FRED has added 100 new series from Automatic Data Processing, Inc.’s ADP National Employment release. These new series were created in collaboration with the Stanford Digital Economy Lab. These U.S. labor market measures are estimates of the change in private-sector employment derived from actual payroll data of the client companies served by ADP. This data set has been broken down by industry, Census divisions, and establishment size. The data can be displayed with FRED’s new mapping feature and its normal graph options.
FRED has added 117 new series of Distributional Financial Account (DFA) data from the Board of Governors. DFAs provide quarterly estimates of the distribution of a comprehensive measure of U.S. household wealth, beginning with the third quarter of 1989 and through the most-recent quarter.
These data show the level and share of U.S. household wealth held by four percentile groups of wealth: the top 1 percent, the next 9 percent (i.e., 90th to 99th percentile), the next 40 percent (50th to 90th percentile), and the bottom half (below the 50th percentile). Additionally, the top 1 percent has data divided into the top 0.1 percent (99.9th to 100th percentile) and top 99 to 99.9 percent (99th to 99.9th percentile).
Of the 117 new series, 112 series are data for the top 0.1 percent and top 99 percent to 99.9 percent wealth percentiles, with the remaining additional series being household count and minimum wealth cutoff data.
FRED has added eight new quarterly series covering The Community Bank Sentiment Index (CBSI) from the Conference of State Bank Supervisors. The CBSI is an index derived from quarterly polling of community bankers across the nation. As community bankers answer questions about their outlook on the economy, their answers are analyzed and compiled into a single number.
FRED has added 740 new historical and active series from the Board of Governors’ G.17 Industrial Production and Capacity Utilization statistical release.
About one-third of the series are historical series and the remaining two-thirds are active series. The industrial production (IP) index measures the real output of the manufacturing, mining, and electric and gas utilities industries; the reference period for the index is 2017. Manufacturing consists of those industries included in the North American Industry Classification System, or NAICS, definition of manufacturing plus those industries—logging and newspaper, periodical, book, and directory publishing—that have traditionally been considered to be manufacturing and included in the industrial sector.
A complete description of the market and industry structures, including details regarding series classification, relative importance weights, and data sources, is available on the Board’s website about G.17 Industrial Production Capacity Utilization Releases.
FRED had added 263 new series from Indeed Hiring Lab’s job posting tracker data repository. The added series are job postings by occupation, such as nursing or management, for the following countries: Australia, Canada, France, Germany, the United Kingdom, and the United States.
Indeed calculates the percentage change in seasonally adjusted job postings since February 1, 2020, using a 7-day trailing average. February 1, 2020, is the pre-pandemic baseline.

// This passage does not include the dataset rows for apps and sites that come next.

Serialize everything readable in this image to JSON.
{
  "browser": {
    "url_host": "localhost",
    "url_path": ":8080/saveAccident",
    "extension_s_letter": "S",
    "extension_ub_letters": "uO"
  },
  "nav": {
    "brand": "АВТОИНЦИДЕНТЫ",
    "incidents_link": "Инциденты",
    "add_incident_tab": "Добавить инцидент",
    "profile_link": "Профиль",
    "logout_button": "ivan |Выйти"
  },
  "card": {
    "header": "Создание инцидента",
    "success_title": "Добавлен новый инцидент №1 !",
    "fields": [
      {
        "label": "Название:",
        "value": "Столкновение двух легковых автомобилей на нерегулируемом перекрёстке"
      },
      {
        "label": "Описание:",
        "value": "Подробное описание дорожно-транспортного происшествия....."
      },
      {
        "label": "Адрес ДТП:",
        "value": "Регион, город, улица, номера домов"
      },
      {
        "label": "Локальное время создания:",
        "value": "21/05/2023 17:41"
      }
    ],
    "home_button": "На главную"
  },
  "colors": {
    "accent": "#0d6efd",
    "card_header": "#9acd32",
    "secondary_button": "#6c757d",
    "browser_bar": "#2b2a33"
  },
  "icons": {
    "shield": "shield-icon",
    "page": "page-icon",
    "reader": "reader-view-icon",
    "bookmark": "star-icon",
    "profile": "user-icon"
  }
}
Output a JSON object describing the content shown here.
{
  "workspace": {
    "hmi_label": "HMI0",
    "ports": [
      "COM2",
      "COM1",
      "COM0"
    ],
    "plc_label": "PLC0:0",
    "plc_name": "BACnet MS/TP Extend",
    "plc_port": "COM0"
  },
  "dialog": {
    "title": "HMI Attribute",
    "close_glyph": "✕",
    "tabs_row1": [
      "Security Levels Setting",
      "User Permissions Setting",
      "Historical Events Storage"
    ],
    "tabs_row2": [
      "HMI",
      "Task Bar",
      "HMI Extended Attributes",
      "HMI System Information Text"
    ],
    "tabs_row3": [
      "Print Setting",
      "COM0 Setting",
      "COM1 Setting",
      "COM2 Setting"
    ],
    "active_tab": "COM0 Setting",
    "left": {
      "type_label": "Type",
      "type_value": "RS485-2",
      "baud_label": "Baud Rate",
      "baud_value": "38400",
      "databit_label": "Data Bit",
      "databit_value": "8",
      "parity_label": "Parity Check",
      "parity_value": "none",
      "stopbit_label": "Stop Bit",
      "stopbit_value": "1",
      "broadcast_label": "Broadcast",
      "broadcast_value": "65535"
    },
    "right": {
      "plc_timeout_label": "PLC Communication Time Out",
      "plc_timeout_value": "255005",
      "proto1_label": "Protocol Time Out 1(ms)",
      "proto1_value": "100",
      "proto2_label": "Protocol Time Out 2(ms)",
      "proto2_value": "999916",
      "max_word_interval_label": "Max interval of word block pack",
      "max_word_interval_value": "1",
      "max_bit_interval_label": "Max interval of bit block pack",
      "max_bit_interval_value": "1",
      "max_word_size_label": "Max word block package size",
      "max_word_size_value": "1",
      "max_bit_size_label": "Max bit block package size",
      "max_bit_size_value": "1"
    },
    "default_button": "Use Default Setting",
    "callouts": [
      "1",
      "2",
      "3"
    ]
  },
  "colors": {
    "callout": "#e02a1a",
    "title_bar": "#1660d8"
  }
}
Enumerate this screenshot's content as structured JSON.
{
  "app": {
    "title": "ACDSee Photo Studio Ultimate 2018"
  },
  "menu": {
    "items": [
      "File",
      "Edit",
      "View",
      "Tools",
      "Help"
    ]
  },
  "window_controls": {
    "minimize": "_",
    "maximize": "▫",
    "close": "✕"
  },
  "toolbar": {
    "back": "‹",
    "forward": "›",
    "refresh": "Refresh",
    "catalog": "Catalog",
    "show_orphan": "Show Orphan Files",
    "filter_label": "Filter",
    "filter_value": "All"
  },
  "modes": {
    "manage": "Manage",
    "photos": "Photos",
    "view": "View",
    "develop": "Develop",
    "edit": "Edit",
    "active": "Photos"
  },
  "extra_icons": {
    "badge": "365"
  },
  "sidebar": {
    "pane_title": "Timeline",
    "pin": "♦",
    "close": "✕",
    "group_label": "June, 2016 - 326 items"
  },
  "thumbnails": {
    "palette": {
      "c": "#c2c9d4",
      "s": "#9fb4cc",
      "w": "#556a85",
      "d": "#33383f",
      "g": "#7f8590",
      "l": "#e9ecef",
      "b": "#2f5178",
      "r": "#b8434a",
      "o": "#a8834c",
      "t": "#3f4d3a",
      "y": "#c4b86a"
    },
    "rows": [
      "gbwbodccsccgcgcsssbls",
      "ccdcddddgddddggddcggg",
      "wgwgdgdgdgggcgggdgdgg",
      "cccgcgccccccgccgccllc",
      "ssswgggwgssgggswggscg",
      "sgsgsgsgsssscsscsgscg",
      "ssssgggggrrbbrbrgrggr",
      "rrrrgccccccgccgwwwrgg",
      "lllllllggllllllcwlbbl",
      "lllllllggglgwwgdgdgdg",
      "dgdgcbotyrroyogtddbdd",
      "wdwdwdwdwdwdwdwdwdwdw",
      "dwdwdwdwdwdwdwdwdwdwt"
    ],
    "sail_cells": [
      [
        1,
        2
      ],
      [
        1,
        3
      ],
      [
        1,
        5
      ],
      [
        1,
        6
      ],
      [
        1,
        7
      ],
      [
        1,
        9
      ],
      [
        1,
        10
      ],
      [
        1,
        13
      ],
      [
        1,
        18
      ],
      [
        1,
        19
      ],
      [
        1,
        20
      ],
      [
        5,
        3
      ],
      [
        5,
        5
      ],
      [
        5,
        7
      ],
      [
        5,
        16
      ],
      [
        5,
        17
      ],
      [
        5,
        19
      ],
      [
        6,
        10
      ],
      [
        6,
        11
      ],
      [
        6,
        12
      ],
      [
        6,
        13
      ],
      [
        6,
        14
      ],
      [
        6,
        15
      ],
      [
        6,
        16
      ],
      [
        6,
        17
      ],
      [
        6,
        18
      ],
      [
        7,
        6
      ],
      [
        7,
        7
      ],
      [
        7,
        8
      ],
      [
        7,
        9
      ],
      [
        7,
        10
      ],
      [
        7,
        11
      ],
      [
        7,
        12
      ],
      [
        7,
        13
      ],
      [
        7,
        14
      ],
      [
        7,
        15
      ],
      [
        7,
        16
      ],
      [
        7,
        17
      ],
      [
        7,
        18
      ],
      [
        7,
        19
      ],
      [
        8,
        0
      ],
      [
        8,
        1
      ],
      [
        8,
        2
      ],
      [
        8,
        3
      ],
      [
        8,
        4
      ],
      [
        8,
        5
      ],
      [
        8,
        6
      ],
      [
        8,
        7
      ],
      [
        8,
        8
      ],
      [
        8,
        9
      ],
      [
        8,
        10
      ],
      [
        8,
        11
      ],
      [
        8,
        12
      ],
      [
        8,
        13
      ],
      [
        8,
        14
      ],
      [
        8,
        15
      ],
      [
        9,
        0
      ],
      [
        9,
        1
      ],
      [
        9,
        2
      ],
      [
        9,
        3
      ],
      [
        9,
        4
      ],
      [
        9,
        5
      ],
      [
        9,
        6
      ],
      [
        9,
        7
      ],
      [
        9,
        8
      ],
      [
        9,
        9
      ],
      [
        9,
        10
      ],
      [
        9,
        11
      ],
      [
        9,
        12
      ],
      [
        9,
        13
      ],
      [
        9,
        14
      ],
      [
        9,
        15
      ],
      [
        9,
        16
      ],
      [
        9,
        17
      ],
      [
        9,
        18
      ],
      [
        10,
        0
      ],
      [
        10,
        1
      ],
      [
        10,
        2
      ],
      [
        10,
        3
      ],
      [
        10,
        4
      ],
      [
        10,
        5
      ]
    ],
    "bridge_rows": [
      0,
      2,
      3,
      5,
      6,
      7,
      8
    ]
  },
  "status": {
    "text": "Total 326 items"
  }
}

Indeed seasonally adjusts each series based on historical patterns in 2017, 2018, and 2019. Each series, including the national trend, occupational sectors, and sub-national geographies, is seasonally adjusted separately.
FRED has added over 100 new historical and active series from the Board of Governors’ H.15 Selected Interest Rates statistical release.
About two-thirds of the series added to FRED are historical series from the H.15 Statistical Release, including daily interest rates for Treasury bills, commercial paper, financial paper, and dealer offering rates, as well as weekly, monthly, and annual averages of H.15 historical series.
The active series added to FRED are annual averages of existing daily interest rate series, including market yields on U.S. Treasury securities, Treasury bills, commercial paper, and discount window primary credit rates. The active series added also include daily (business days) and biweekly frequency versions of the federal funds effective rate, as well as daily (7-day) bank prime loan rates and discount window primary credit rates.
As surely as the sun rises, FRED continues to provide great data tools. The latest is our new mapping feature. You can customize, share, and download geographical maps of data directly in FRED.
These maps are available for series in a dataset that have geographical characteristics, such as per capita personal income for U.S. states: For example, Missouri personal income can be examined on a U.S. state map.
Our GeoFRED website will close down Sept. 1, 2022, and we know a change like this can be disruptive, especially if you use GeoFRED as a teaching tool. So we hope our new FRED map feature will be a helpful alternative to engage with data.
Maps provide a cross-sectional perspective that lets you compare regions on a map while complementing and expanding the data analysis you get on a time-series graph. FRED has 9 types of maps: U.S. counties, U.S. metro areas, U.S. states, nations, Federal Reserve Districts, Census regions, Census divisions, BEA regions, and NECTAs (New England city and town areas).
Check out our FRED map tutorials for additional guidance on how to use this new feature and try it out to:
- Supplement your data story with an interactive map.
- Share your customized map with an option to automatically update the map with the latest data.
- Embed your maps in your favorite blog site.
- Download all data on the map into a single file.
FRED has expanded its coverage of the Federal Reserve Board’s G.19 Consumer Credit Release with an additional 36 monthly series.
These series cover Total and Revolving/Non-revolving Consumer Credit.